The debacle began last week, when a hot mic during an intermission in the trial, caught lawyers Abubakir Abdelrazek and Mohamed Shawkat, describing the former director as a ‘slave’ (which is often used as a pejorative term for black people in Sudan) and having ‘a big nose’.
The DBA called on all legal entities and partners to nominate their representatives to initiate the procedures and form a secretariat to follow up. The association said that the door will remain open for the accession of human rights organisations and civil society forces.
Other groups have called for an investigation into the incident and called on the authorities to remove the licenses of the two lawyers engaged in racism.
In response, a group of 20 Sudanese and international human rights and civil society NGOs have addressed an urgent appeal to the international community “to draw attention to the growing threats of racism, hate speech and intolerance in Sudan”. Hate speech and public calls for incitement to ethnic violence, particularly through social media platforms, are growing unabated in the silence of the Sudanese authorities, the NGOs lament.
The head of Sudan’s Sovereignty Council, Gen Abdelfattah El Burhan, dismissed Luqman Ahmed from his post as director of the National Authority for Radio and Television on 10 April.
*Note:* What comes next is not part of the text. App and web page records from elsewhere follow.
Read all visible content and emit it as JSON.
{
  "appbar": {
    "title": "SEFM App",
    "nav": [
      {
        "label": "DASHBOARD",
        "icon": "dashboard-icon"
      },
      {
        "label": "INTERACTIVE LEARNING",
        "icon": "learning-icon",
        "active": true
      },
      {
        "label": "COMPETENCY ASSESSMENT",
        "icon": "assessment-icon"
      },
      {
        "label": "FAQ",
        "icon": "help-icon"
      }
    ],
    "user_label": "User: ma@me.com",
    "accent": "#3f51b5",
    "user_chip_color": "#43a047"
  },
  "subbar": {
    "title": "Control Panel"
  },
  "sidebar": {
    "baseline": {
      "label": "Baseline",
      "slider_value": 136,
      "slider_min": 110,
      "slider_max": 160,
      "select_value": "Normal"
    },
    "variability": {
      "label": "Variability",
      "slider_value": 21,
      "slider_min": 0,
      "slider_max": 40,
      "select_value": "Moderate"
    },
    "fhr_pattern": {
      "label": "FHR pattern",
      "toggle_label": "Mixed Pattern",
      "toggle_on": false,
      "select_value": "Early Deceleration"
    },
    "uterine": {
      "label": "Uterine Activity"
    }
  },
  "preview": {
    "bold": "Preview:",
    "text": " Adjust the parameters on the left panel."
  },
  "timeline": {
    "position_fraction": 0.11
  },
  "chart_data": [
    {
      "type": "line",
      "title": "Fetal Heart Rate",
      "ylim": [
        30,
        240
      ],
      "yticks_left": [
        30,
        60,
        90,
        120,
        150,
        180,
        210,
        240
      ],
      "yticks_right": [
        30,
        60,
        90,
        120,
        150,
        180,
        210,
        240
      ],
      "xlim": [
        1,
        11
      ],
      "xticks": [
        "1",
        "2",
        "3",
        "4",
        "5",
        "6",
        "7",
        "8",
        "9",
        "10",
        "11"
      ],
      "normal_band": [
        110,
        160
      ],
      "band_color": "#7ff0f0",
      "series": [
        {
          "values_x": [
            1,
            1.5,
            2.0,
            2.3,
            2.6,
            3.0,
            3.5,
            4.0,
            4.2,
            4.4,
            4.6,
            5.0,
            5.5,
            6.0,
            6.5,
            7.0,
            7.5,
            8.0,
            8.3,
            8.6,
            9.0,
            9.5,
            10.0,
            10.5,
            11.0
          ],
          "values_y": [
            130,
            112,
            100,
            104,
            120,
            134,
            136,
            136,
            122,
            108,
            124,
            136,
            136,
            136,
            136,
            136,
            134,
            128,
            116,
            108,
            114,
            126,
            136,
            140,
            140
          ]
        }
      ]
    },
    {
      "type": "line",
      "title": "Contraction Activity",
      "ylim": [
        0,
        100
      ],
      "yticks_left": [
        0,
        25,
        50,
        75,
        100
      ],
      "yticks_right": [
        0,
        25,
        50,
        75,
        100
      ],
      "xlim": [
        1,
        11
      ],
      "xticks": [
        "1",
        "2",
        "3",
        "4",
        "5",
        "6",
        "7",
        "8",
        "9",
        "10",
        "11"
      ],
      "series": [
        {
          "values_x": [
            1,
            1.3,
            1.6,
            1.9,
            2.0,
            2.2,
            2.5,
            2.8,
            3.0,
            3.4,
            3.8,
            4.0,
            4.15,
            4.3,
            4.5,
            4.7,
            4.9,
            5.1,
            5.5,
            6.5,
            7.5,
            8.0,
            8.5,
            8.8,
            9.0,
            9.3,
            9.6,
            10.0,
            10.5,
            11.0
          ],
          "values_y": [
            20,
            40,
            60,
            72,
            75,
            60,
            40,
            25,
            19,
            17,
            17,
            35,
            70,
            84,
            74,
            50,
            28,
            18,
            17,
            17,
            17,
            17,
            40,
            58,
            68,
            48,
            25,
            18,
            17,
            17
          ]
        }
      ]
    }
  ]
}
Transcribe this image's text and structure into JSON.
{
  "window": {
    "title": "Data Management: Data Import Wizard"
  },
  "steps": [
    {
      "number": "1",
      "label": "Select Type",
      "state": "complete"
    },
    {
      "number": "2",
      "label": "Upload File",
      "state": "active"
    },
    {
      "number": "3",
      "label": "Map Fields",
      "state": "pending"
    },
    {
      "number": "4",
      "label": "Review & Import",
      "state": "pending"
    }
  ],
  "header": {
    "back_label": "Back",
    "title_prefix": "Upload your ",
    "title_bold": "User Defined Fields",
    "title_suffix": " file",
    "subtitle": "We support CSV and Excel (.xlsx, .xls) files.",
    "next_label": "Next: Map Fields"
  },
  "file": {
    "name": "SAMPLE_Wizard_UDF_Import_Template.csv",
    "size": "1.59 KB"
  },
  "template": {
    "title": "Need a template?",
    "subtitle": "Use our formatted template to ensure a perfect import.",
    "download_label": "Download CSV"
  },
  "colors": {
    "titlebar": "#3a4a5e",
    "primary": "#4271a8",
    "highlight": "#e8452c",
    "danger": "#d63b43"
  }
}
According to El Burhan’s media advisor, the director was dismissed due to his decision to show coverage of the anti-coup protests and “ignoring El Burhan’s news”. The director was originally appointed by former Prime Minister Abdallah Hamdok.